TASK BRIEF: Wherever a line holds the word "Изменение", copy that line from the data.

DATA TO EXAMINE:

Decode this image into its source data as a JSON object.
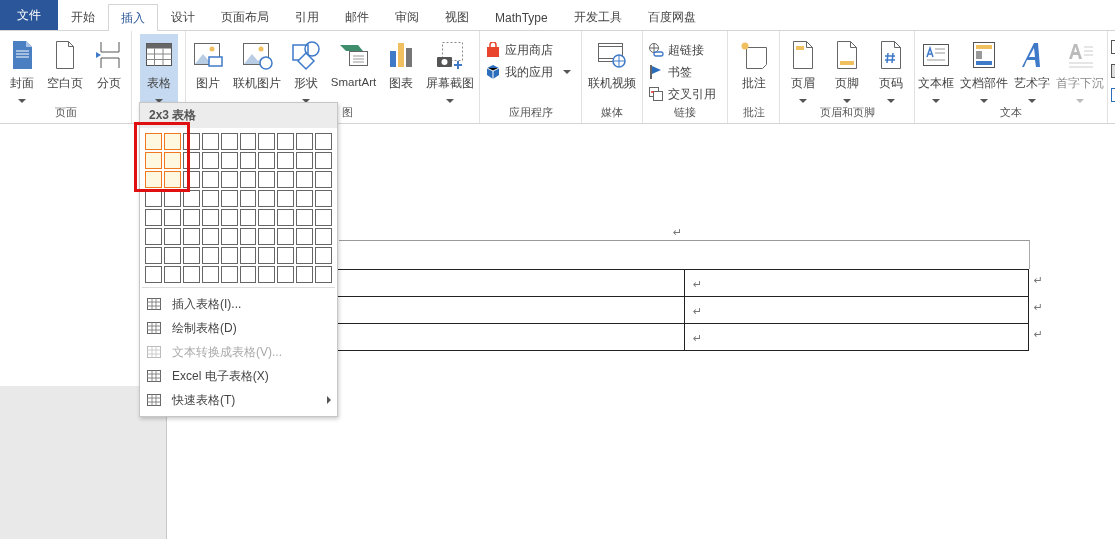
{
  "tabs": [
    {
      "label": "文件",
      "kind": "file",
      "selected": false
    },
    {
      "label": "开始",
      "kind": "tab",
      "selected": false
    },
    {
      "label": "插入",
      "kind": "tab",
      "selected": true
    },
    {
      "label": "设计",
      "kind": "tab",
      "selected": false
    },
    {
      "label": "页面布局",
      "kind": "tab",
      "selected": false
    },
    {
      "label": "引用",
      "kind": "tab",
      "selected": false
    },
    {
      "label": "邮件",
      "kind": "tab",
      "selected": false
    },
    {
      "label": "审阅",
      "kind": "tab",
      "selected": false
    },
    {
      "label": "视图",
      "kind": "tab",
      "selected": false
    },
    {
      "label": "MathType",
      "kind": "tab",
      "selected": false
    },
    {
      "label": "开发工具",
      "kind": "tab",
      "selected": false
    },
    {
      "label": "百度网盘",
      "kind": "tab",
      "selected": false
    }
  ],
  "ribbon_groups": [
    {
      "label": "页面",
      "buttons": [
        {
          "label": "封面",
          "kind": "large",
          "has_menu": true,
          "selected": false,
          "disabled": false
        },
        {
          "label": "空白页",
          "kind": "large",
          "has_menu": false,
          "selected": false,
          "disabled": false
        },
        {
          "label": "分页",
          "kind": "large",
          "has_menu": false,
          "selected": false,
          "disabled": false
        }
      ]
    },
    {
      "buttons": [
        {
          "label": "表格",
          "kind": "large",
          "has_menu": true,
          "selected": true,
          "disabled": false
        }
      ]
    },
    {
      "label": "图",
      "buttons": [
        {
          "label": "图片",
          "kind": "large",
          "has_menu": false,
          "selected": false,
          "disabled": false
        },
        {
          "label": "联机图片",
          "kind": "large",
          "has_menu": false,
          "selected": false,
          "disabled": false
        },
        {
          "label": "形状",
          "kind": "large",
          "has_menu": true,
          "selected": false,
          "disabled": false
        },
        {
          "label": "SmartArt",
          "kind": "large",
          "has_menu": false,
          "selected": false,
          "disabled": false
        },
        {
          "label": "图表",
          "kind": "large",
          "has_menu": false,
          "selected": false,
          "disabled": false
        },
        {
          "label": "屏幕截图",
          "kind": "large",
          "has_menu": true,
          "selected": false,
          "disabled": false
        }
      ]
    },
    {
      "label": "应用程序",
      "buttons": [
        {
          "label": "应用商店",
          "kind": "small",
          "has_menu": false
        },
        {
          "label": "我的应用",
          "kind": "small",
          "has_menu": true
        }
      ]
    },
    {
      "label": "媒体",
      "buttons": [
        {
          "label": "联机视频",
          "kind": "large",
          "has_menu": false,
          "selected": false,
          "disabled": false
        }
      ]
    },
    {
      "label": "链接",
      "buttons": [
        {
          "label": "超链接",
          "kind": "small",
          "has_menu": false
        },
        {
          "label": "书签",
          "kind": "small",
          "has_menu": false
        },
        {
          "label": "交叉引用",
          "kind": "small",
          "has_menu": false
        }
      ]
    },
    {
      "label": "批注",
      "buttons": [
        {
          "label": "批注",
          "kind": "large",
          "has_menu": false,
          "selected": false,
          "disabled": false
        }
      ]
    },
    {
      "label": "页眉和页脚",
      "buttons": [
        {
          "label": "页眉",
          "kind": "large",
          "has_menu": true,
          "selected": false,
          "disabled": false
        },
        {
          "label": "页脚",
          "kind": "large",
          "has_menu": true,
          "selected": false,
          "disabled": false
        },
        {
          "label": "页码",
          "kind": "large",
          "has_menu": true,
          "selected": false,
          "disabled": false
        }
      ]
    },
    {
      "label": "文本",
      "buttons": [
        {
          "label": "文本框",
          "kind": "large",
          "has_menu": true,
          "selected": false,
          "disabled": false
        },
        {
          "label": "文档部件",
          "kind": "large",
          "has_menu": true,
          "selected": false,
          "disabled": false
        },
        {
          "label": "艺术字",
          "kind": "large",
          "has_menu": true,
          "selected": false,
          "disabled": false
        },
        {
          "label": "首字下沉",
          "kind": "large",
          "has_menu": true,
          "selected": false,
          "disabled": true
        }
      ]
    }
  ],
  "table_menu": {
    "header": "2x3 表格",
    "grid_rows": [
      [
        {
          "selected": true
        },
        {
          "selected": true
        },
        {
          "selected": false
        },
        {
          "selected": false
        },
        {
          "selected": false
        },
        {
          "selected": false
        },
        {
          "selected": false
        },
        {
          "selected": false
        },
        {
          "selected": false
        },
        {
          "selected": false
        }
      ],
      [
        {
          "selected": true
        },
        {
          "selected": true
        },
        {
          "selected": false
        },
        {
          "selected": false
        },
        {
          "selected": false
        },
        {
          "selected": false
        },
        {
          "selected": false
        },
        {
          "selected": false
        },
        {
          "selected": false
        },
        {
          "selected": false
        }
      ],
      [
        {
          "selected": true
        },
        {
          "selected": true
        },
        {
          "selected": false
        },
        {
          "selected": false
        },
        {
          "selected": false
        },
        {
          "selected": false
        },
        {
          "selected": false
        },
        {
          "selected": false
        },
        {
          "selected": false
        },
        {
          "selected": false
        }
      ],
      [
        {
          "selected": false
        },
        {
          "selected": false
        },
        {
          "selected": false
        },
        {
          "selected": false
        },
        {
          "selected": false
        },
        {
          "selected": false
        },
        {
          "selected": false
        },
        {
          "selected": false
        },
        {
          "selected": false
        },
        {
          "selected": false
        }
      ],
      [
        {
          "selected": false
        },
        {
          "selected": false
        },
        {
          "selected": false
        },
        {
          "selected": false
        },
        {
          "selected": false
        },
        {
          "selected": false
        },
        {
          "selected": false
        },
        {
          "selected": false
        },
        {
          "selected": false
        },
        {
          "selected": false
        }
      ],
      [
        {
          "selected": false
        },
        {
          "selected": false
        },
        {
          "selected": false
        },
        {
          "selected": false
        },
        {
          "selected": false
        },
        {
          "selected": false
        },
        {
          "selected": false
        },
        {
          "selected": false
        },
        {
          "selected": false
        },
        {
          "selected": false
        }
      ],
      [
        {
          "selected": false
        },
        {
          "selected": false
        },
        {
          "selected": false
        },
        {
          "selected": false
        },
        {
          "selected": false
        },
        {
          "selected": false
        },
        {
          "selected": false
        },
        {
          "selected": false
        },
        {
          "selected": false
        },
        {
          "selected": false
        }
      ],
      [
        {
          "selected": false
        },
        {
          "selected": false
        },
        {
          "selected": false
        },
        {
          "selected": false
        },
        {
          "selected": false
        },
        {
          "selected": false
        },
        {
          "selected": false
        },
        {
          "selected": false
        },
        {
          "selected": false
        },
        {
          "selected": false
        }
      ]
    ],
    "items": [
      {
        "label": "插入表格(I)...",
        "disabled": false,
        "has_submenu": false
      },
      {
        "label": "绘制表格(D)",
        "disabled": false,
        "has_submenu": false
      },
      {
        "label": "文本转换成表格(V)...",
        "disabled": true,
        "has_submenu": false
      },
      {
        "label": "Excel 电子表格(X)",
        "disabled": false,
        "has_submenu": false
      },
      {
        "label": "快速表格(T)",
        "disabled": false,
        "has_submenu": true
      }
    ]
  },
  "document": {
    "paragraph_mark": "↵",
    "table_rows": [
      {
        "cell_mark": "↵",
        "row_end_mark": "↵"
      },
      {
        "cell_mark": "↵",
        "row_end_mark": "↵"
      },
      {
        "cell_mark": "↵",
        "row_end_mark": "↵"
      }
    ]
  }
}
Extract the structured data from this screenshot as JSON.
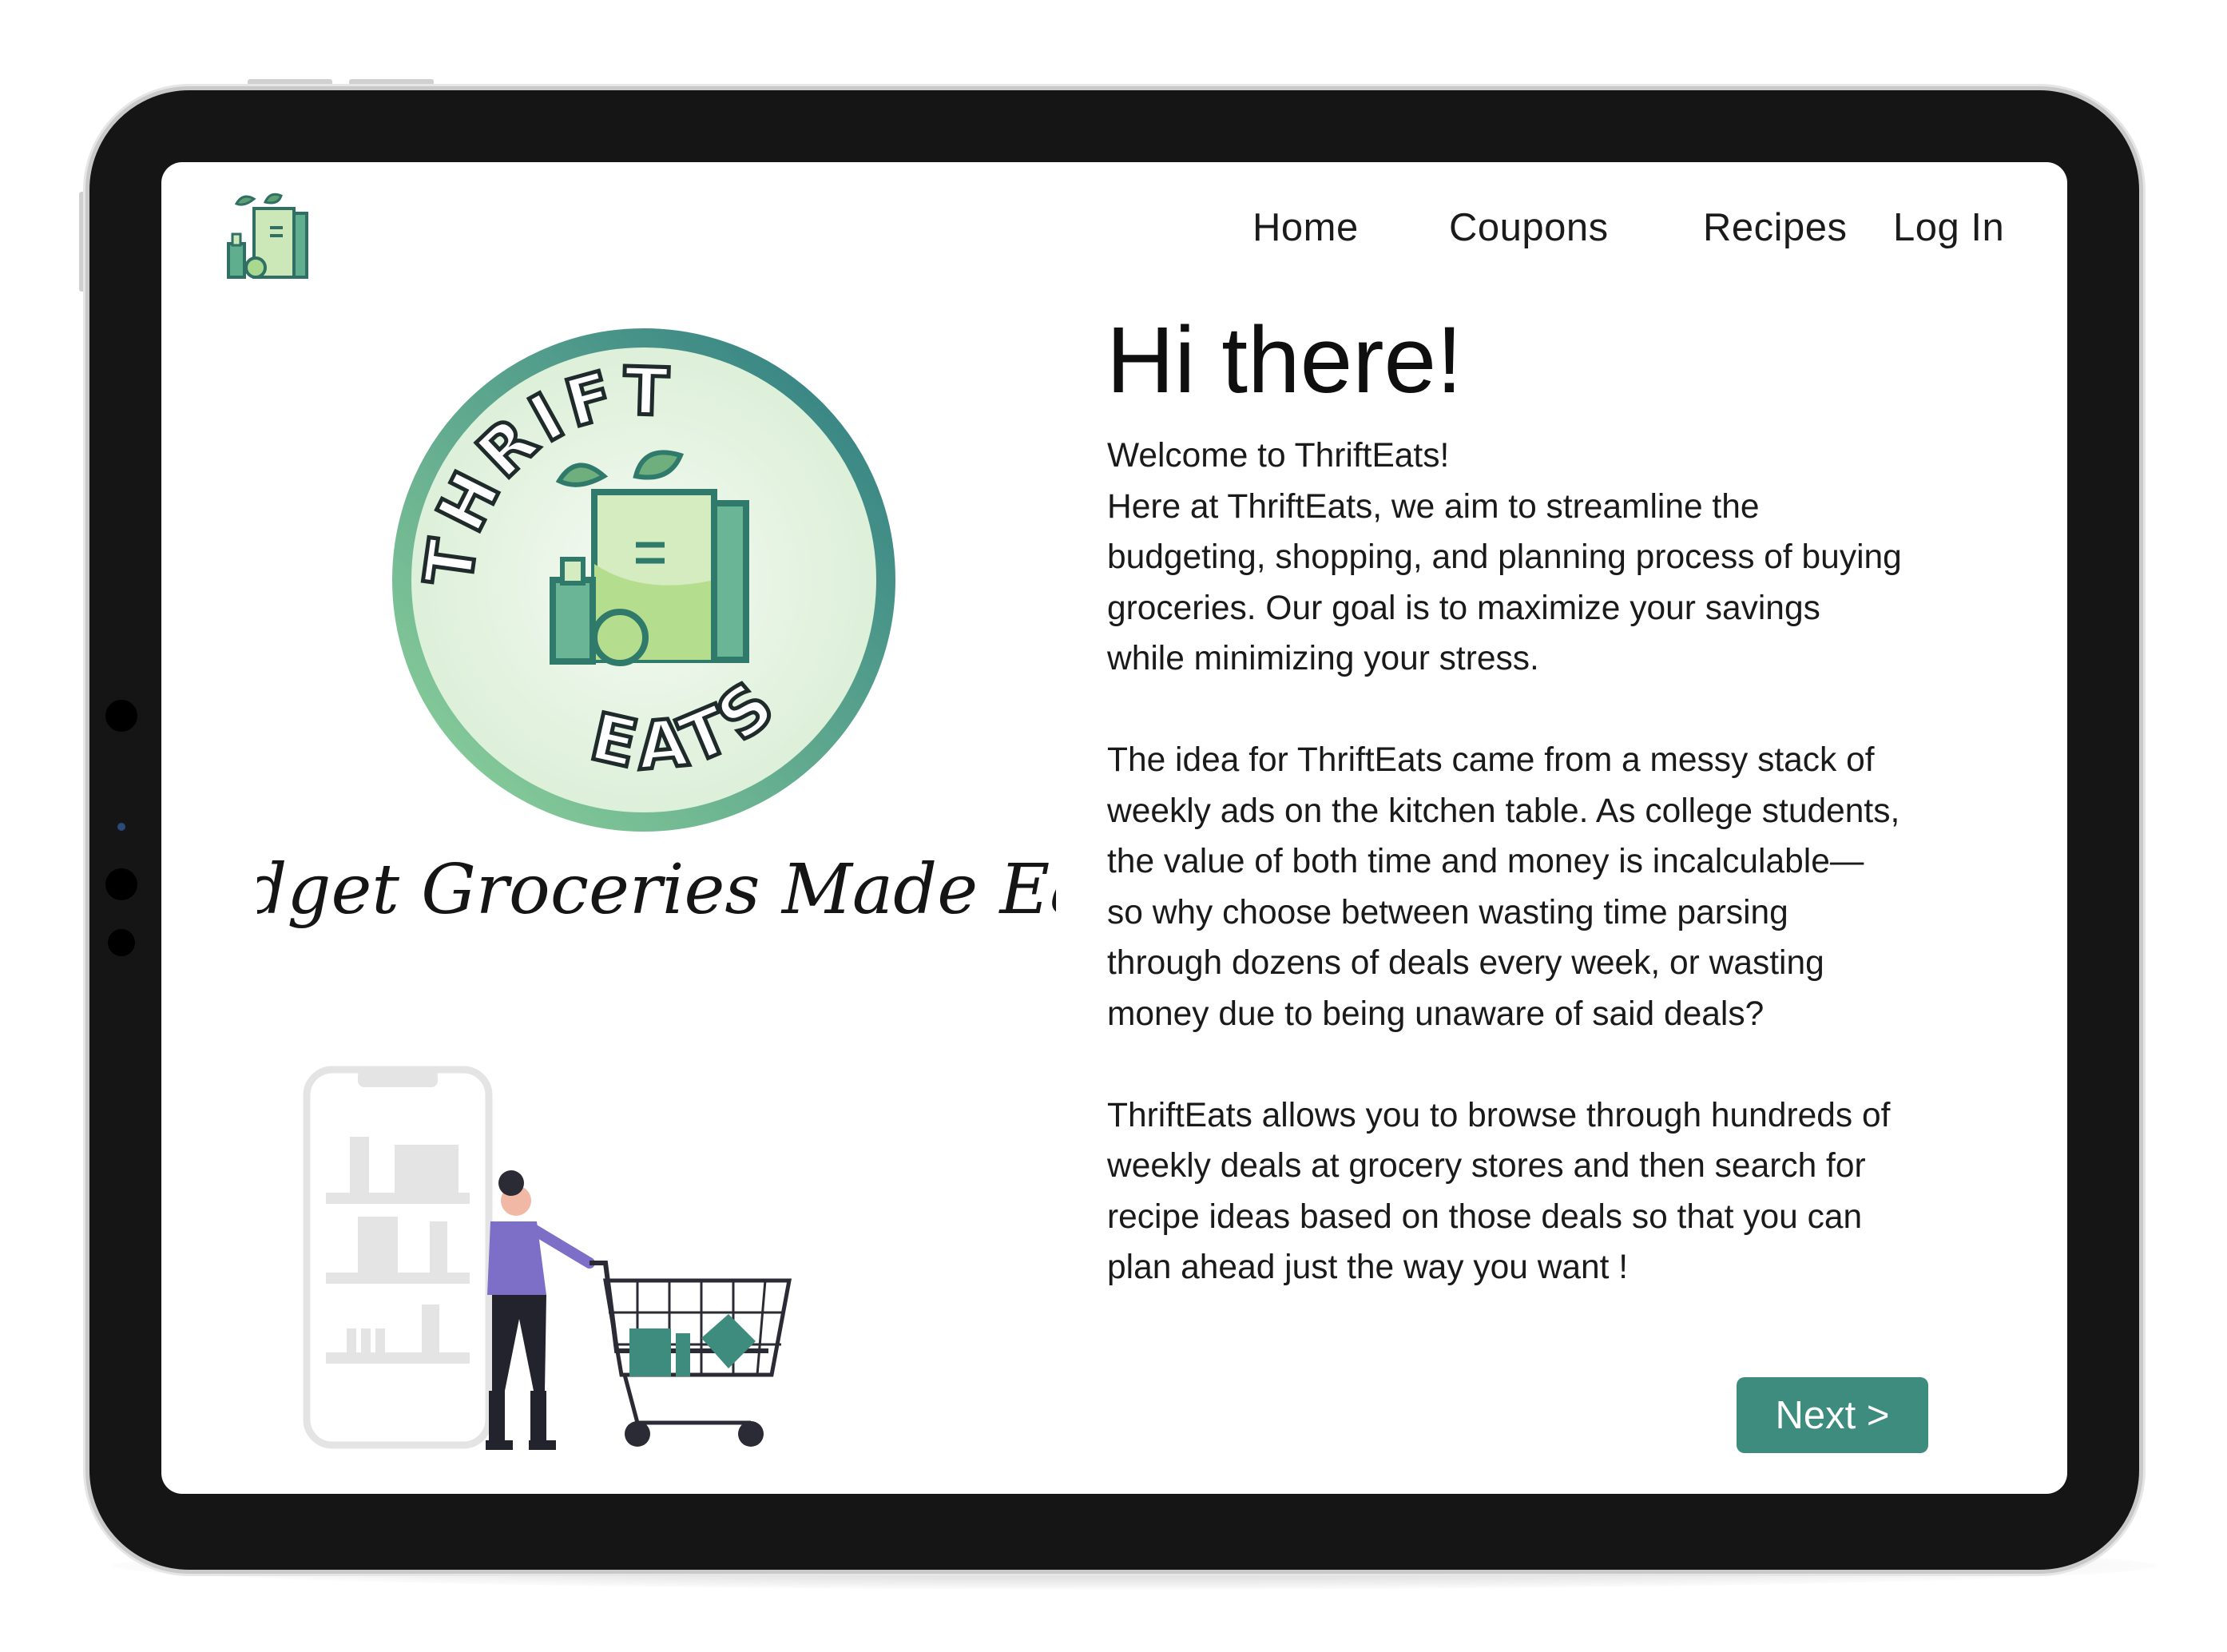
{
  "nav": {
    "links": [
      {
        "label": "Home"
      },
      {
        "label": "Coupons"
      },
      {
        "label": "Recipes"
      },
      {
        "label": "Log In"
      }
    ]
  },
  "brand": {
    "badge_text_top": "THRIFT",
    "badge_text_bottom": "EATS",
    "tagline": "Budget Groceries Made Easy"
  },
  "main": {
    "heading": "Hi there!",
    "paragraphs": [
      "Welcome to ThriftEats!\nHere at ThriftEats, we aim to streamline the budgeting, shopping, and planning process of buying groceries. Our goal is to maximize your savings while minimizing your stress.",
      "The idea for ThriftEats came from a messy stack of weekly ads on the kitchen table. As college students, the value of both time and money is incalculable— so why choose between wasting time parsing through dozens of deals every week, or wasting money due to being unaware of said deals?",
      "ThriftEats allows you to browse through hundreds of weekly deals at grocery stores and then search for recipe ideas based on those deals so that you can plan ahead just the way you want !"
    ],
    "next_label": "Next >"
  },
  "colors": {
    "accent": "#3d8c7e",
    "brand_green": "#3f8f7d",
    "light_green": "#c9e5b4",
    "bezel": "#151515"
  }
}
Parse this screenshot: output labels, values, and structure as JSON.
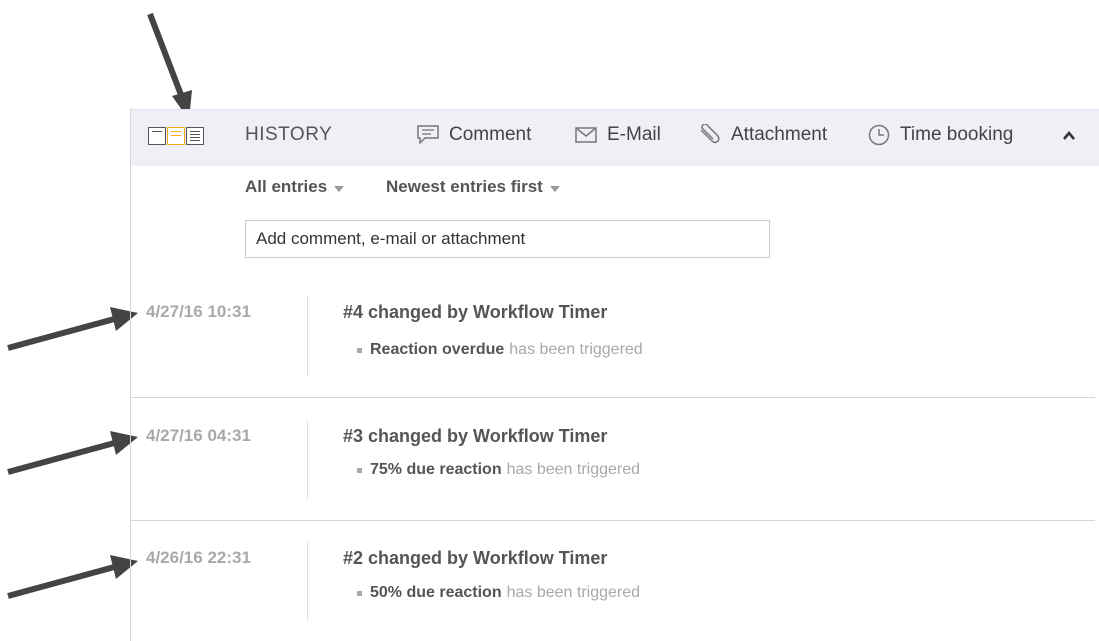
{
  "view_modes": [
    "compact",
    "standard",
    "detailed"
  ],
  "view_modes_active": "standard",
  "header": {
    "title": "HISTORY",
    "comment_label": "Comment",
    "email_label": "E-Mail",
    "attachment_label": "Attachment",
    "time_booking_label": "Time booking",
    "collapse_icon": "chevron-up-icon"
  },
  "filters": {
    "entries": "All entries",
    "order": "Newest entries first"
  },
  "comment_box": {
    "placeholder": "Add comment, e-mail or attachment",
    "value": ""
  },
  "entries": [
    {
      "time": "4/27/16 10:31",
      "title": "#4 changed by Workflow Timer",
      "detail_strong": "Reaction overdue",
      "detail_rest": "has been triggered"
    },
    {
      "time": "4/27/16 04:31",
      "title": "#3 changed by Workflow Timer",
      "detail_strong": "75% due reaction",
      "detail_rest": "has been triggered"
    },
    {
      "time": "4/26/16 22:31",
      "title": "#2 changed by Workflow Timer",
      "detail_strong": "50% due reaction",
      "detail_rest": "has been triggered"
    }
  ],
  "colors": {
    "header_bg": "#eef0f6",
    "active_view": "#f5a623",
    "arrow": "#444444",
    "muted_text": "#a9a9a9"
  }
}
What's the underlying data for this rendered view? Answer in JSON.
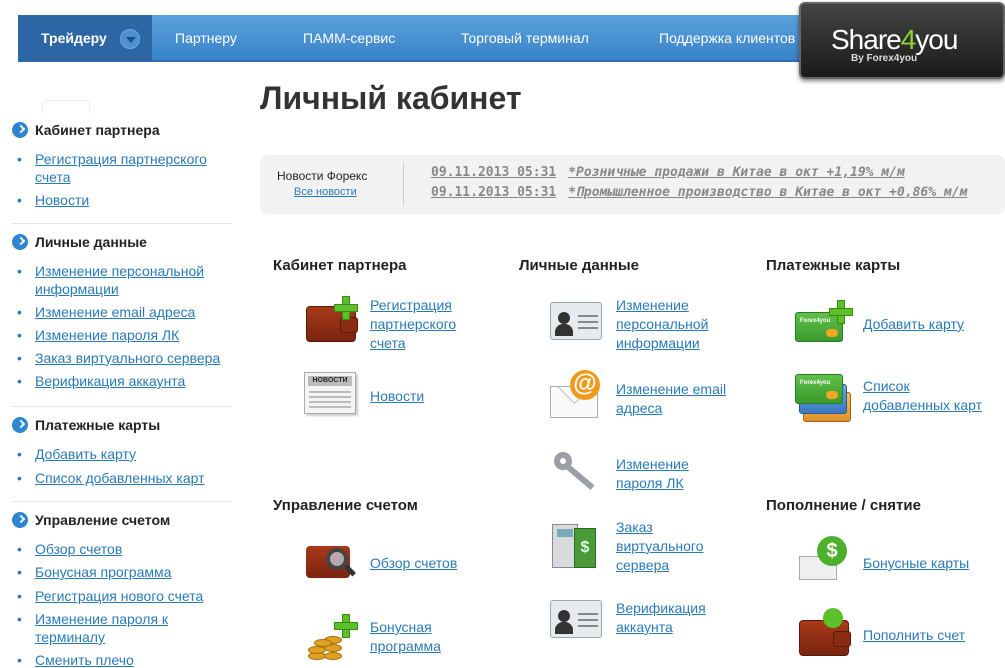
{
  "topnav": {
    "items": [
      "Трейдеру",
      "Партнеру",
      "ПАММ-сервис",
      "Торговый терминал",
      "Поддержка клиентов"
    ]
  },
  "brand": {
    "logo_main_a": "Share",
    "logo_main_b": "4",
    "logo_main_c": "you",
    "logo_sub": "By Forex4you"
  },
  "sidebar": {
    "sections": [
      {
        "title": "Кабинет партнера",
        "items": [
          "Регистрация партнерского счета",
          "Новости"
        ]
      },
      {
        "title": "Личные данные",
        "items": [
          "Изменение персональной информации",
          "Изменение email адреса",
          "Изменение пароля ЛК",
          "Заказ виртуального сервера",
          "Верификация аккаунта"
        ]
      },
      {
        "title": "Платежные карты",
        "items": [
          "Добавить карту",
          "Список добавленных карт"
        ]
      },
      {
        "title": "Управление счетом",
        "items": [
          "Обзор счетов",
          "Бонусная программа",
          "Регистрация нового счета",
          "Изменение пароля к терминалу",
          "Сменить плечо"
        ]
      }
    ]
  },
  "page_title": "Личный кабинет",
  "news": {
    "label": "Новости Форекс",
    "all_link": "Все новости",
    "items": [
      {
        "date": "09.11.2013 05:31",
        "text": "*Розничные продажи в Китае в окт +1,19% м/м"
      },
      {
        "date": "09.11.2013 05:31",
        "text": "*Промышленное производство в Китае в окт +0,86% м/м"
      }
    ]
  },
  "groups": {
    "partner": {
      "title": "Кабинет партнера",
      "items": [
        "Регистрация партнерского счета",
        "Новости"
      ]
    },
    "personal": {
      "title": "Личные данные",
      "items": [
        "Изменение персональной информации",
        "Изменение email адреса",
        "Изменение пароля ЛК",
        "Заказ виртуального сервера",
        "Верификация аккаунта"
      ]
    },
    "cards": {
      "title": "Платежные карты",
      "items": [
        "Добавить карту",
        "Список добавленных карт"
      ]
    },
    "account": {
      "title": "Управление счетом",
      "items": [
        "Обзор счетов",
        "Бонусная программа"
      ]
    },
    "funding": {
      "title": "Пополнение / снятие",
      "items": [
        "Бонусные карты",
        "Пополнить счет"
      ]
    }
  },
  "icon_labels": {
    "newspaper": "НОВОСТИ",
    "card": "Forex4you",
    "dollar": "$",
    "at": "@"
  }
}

WRITTEN ANSWER:
          "Изменение персональной информации",
          "Изменение email адреса",
          "Изменение пароля ЛК",
          "Изменение пароля к терминалу",
        "Изменение персональной информации",
        "Изменение email адреса",
        "Изменение пароля ЛК",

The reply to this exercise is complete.